PROBLEM DESCRIPTION: Using the listing, copy each whole line that features "filter".

== GIVEN ENTRIES

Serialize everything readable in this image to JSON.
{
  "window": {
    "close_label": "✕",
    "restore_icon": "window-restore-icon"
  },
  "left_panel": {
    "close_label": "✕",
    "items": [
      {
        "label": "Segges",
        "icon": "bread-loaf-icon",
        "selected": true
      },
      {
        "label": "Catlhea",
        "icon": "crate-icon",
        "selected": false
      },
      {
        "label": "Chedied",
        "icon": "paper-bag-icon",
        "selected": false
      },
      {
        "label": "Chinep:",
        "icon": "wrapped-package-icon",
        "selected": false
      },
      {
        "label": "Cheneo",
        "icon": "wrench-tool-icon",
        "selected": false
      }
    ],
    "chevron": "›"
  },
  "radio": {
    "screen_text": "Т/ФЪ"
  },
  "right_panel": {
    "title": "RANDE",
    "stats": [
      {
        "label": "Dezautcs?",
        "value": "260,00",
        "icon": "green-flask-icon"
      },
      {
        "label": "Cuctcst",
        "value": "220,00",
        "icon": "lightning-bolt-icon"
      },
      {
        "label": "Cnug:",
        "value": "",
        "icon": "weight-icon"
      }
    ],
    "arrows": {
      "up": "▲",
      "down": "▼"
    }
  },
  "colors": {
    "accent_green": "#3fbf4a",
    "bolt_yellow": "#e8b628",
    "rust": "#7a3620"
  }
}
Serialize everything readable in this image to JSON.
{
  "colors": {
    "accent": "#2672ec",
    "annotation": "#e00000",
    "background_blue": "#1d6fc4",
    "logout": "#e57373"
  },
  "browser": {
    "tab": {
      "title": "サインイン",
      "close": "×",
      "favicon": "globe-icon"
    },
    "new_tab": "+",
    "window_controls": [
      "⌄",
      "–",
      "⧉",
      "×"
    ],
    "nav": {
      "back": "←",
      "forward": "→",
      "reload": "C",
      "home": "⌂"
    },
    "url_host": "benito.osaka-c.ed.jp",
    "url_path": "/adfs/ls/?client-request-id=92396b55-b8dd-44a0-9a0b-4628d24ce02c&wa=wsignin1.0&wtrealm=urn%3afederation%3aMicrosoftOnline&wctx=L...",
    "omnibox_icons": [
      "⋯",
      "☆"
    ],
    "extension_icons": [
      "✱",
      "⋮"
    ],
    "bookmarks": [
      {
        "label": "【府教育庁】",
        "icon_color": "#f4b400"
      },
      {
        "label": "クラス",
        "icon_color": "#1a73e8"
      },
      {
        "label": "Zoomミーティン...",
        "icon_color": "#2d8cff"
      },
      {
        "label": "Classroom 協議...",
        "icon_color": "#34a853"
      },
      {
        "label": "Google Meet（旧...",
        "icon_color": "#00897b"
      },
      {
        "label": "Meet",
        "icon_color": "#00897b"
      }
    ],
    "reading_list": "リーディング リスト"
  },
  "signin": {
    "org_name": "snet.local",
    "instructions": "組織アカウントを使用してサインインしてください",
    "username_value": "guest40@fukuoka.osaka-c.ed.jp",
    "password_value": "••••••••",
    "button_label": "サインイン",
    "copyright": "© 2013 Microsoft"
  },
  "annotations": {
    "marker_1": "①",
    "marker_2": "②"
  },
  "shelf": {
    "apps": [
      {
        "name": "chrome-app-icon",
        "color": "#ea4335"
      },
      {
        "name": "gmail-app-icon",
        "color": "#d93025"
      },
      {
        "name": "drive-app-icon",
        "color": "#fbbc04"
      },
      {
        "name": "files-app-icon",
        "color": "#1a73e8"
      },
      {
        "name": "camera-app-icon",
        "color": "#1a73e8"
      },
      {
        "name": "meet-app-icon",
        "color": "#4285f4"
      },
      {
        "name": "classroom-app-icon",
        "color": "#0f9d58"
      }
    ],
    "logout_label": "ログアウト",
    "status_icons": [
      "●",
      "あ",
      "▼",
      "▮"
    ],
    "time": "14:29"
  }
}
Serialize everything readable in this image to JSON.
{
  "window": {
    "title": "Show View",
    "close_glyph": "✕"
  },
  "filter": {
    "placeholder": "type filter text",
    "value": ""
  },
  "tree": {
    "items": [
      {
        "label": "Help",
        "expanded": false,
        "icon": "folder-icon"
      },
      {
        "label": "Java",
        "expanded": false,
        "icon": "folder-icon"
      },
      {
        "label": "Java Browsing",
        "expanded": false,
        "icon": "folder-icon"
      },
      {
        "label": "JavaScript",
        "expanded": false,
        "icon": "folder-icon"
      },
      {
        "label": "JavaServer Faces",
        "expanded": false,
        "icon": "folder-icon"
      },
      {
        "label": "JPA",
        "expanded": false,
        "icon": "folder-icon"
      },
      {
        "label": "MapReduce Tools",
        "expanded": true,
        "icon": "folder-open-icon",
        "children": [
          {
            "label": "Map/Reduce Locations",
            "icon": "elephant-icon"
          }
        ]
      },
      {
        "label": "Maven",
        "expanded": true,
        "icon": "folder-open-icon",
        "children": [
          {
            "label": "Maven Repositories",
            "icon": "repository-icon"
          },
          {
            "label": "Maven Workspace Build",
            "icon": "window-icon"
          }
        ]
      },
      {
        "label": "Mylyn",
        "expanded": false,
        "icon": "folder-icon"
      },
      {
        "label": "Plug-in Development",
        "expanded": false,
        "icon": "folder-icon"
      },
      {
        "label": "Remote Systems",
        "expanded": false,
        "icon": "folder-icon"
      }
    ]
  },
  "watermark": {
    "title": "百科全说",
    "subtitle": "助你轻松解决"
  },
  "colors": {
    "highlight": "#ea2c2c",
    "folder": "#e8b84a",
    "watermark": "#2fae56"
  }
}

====

TASK SOLUTION:
  "filter": {
    "placeholder": "type filter text",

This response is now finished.